LISTED RECORDS:

----------------------------------------

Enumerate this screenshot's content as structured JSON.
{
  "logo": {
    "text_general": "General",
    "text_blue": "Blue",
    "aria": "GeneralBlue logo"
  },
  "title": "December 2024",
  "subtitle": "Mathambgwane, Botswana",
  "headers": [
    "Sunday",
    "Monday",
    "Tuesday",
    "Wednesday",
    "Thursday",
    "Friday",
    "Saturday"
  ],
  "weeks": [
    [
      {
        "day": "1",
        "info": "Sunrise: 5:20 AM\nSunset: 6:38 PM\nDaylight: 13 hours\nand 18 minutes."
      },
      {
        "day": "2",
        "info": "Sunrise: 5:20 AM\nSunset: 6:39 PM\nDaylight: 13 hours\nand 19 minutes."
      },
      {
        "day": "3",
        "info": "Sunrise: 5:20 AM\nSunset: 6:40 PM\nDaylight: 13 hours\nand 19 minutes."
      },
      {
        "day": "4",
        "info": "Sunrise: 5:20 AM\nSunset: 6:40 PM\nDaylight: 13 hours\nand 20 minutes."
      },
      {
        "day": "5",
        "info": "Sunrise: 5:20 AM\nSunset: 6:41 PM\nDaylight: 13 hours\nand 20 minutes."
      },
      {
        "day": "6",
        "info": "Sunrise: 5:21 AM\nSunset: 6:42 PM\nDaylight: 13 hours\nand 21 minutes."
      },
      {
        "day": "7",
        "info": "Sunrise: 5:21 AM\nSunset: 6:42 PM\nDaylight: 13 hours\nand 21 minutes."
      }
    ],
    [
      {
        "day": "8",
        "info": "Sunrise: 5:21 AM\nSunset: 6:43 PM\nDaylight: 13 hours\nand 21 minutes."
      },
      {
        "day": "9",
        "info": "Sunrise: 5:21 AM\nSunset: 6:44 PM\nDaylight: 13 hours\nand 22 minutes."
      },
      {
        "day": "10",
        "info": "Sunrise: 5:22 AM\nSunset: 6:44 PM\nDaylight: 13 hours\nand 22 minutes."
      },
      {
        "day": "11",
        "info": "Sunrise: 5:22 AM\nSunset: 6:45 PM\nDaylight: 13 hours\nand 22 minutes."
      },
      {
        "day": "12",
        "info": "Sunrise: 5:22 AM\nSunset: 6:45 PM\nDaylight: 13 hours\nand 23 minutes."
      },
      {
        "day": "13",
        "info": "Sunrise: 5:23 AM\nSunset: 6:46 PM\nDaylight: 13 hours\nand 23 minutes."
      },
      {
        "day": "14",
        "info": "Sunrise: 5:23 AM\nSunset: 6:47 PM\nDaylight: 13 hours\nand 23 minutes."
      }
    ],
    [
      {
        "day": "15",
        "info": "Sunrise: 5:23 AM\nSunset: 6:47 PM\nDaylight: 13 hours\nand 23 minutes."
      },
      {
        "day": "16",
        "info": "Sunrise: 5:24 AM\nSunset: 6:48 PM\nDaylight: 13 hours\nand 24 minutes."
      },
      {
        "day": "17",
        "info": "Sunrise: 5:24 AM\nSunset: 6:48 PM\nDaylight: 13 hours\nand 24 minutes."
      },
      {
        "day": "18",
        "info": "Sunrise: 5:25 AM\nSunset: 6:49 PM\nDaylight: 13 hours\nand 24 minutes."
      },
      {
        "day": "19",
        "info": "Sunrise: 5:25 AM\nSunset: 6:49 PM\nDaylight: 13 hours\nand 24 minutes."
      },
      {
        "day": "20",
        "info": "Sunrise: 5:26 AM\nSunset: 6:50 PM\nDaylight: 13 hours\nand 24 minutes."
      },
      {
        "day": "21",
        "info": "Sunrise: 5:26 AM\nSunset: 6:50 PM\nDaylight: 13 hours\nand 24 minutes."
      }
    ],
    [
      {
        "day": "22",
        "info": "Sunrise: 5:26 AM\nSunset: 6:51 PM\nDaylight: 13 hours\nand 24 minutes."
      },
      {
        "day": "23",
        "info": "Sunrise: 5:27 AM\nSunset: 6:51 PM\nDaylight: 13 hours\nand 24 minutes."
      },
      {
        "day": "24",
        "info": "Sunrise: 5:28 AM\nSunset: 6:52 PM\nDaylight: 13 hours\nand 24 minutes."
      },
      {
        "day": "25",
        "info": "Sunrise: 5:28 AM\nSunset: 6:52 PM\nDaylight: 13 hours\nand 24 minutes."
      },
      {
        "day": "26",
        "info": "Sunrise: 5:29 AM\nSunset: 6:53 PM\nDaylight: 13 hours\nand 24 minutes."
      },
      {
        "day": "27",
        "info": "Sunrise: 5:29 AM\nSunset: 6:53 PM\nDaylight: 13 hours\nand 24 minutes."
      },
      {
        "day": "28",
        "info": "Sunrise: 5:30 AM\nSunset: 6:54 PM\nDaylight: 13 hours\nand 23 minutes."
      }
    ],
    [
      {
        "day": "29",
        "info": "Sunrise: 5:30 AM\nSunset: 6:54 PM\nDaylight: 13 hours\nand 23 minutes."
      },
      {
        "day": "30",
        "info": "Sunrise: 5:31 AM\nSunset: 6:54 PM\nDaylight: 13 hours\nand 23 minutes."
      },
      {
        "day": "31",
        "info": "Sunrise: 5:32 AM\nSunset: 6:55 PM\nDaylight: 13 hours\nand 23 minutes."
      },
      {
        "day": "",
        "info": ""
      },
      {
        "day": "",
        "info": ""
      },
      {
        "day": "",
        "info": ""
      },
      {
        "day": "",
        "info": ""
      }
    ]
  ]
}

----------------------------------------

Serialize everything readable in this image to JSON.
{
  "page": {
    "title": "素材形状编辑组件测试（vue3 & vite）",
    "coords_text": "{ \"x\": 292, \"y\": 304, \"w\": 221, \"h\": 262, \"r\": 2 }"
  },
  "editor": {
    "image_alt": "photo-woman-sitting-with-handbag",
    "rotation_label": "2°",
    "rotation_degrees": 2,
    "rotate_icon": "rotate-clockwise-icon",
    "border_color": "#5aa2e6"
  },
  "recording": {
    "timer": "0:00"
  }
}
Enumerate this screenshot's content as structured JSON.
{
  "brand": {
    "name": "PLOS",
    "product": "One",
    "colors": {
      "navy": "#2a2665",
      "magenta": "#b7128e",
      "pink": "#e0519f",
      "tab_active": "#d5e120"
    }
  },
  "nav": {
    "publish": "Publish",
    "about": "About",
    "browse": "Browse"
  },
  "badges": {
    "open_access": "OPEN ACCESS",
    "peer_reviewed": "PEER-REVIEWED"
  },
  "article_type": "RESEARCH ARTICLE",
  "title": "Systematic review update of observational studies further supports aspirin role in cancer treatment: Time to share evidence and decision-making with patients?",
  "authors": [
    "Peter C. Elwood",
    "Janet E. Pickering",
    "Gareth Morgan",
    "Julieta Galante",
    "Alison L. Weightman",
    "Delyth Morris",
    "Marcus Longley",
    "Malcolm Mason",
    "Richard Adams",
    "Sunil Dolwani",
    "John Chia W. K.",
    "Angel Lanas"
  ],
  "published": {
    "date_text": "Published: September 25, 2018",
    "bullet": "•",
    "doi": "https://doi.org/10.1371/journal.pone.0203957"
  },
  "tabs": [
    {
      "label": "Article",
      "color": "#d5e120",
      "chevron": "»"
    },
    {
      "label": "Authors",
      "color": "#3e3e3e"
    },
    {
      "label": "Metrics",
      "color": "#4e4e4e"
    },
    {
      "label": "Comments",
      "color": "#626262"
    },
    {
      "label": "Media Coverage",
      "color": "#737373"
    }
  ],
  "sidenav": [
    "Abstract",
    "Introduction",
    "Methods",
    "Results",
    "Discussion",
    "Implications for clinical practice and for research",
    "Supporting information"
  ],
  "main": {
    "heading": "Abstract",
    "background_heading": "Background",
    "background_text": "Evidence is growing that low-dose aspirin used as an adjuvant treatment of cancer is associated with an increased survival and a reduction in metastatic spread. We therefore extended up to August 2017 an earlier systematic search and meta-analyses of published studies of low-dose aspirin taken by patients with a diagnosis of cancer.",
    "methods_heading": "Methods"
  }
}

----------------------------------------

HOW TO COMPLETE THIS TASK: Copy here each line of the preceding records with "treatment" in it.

FINISHED TASK:
  "title": "Systematic review update of observational studies further supports aspirin role in cancer treatment: Time to share evidence and decision-making with patients?",
    "background_text": "Evidence is growing that low-dose aspirin used as an adjuvant treatment of cancer is associated with an increased survival and a reduction in metastatic spread. We therefore extended up to August 2017 an earlier systematic search and meta-analyses of published studies of low-dose aspirin taken by patients with a diagnosis of cancer.",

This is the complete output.